Task inputs below:
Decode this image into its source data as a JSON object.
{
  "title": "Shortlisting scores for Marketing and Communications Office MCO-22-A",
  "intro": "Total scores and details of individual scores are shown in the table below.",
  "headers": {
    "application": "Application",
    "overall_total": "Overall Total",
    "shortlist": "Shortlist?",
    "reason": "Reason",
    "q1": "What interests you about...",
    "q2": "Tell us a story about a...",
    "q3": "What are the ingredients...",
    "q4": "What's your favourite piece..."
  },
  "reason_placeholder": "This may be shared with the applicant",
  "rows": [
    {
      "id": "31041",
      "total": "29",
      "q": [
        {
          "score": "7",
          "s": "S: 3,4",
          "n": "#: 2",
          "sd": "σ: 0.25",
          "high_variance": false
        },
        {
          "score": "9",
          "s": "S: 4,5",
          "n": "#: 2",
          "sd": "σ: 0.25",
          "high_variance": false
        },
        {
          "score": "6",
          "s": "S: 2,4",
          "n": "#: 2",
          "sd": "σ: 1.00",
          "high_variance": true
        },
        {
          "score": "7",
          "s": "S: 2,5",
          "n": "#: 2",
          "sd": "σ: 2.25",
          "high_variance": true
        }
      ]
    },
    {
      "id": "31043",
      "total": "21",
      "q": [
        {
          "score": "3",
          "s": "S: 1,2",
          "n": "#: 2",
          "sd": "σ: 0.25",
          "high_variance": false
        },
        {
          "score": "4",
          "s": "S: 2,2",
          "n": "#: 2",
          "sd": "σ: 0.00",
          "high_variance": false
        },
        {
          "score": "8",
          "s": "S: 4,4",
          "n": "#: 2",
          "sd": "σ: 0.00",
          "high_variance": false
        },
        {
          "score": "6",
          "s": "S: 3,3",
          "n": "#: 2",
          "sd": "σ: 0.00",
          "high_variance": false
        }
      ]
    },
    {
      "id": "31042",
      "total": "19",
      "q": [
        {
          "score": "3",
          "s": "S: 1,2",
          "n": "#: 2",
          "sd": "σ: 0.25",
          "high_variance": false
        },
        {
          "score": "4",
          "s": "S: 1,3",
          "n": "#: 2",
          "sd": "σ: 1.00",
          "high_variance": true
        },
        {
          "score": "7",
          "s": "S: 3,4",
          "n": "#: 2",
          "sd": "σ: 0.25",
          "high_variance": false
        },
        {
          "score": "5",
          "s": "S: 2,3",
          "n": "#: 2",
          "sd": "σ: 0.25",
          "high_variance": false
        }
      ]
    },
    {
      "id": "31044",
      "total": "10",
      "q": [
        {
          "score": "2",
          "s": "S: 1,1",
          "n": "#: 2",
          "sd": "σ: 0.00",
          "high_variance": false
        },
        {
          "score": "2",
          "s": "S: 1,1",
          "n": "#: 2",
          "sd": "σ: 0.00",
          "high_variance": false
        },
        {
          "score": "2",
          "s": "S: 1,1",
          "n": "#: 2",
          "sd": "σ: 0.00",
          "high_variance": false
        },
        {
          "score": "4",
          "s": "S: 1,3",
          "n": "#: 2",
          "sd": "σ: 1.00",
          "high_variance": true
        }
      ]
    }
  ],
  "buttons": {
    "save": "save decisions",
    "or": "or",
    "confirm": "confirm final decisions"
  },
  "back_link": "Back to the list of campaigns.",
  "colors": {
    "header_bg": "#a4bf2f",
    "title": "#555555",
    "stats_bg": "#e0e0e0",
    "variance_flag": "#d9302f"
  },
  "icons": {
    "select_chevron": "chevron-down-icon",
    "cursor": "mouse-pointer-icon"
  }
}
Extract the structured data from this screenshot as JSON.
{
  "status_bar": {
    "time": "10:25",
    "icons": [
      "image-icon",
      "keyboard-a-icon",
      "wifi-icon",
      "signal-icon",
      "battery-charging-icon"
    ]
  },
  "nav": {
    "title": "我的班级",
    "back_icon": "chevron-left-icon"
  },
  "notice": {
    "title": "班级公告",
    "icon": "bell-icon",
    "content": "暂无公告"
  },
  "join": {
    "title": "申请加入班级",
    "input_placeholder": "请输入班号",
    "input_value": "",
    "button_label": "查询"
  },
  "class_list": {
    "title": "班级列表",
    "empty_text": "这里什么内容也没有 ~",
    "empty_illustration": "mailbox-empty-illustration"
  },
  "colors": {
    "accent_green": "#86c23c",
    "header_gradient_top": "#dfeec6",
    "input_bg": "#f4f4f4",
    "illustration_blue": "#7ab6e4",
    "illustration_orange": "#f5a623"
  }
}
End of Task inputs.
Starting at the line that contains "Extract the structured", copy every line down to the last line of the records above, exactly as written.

__Written reply__.
Extract the structured data from this screenshot as JSON.
{
  "status_bar": {
    "time": "10:25",
    "icons": [
      "image-icon",
      "keyboard-a-icon",
      "wifi-icon",
      "signal-icon",
      "battery-charging-icon"
    ]
  },
  "nav": {
    "title": "我的班级",
    "back_icon": "chevron-left-icon"
  },
  "notice": {
    "title": "班级公告",
    "icon": "bell-icon",
    "content": "暂无公告"
  },
  "join": {
    "title": "申请加入班级",
    "input_placeholder": "请输入班号",
    "input_value": "",
    "button_label": "查询"
  },
  "class_list": {
    "title": "班级列表",
    "empty_text": "这里什么内容也没有 ~",
    "empty_illustration": "mailbox-empty-illustration"
  },
  "colors": {
    "accent_green": "#86c23c",
    "header_gradient_top": "#dfeec6",
    "input_bg": "#f4f4f4",
    "illustration_blue": "#7ab6e4",
    "illustration_orange": "#f5a623"
  }
}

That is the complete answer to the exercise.